By Ola Mazzuca
Free Fall takes you back. Waaayyy back. Their style is so classic rock that you can almost smell leather jackets, hear the clickety clack of cowboy boots and envision swinging suede fringes from each garment. Even the photos inside the album sleeve are Ross Halfin-esque, reminiscent of Metallica’s humble beginnings through his lens. Power & Volume is humble in a sense that this is their debut release – on Nuclear Blast to boot. It’s an embodiment of classic tunes, in which the Stockholm natives have aptly named “freedom rock.”
Soft chords and twangy strings are the backbone for top-down Mustang cruise track “Free Fall,” which is an easy, ambitious, road trip tune with notes of Thin Lizzy. Kim Fransson’s distinct vocal sound shines on “Midnight Vulture.” His style is made up of puzzle pieces painted with portraits of Angus Young and Robert Plant. As he howls “Nobody’s gonna bring me down,” it’s a fierce track with foot stomping action, great percussion, solid bass work and simple yet fun guitar work by Mattias Bärjed.
The darker, toned down “Attila,” has a doomy tone and acts as great contrast for a mid-way piece. It pairs well with “World Domination,” which has hints of Zeppelin in every riff. As Power & Volume continues, it mirrors the sound of many classic rock progenitors that have inevitably shaped both the look and style of revival bands we see today. Closing track “Meat” proves that although their approach isn’t anything innovative, its not monotonous. The song is as rich as its title, filled with simple, yet clean technique, a catchy melody and fun vibe.
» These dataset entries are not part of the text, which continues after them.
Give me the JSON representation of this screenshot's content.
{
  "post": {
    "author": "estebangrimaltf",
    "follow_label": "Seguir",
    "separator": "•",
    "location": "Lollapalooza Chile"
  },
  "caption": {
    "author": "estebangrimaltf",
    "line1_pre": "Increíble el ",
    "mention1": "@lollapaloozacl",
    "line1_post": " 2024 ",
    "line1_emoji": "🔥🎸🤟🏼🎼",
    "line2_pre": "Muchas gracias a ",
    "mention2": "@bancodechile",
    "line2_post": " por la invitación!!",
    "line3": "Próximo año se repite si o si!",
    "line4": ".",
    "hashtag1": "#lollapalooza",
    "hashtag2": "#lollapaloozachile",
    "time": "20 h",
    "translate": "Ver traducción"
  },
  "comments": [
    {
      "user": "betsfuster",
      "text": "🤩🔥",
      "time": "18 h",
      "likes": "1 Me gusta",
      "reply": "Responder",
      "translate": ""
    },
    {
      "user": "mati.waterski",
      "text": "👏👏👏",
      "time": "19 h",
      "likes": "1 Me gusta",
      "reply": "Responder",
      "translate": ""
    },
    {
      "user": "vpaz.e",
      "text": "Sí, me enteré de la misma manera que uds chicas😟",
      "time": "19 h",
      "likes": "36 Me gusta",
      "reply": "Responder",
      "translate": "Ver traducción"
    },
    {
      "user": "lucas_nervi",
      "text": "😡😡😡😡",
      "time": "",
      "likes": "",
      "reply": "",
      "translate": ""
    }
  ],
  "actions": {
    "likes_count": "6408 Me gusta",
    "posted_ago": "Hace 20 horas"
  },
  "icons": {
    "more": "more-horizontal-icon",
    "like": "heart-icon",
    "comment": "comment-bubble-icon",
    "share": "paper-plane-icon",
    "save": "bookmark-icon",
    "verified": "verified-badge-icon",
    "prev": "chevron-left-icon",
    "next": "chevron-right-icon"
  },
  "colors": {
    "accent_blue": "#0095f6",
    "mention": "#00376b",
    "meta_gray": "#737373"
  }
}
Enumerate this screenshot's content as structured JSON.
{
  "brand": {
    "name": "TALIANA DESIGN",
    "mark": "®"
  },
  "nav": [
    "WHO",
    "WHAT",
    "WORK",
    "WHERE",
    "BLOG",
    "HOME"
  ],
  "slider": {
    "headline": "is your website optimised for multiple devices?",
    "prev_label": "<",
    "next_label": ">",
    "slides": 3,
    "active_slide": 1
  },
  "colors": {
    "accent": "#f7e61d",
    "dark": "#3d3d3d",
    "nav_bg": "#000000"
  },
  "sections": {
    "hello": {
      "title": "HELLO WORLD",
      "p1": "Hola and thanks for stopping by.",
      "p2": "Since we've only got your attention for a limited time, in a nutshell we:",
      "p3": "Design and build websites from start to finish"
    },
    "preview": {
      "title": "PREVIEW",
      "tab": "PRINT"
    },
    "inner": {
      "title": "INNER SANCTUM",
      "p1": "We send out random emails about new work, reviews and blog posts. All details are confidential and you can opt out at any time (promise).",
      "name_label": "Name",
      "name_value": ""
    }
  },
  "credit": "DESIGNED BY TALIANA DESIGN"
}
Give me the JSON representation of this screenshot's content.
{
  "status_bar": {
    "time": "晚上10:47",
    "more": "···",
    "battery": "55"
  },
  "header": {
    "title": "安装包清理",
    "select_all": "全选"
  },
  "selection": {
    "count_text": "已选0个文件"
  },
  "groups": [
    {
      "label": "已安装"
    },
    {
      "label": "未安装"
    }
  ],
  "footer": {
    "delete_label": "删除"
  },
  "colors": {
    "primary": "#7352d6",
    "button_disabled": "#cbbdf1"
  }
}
There’s no harsh criticism on Free Fall’s evident puzzle piece method of writing tunes with borrowed elements from childhood favourites. Power & Volume is a tribute sans cover tracks. Don’t go looking for unearthed sounds, but soak up sonic nostalgia, for this band is honoring the greats.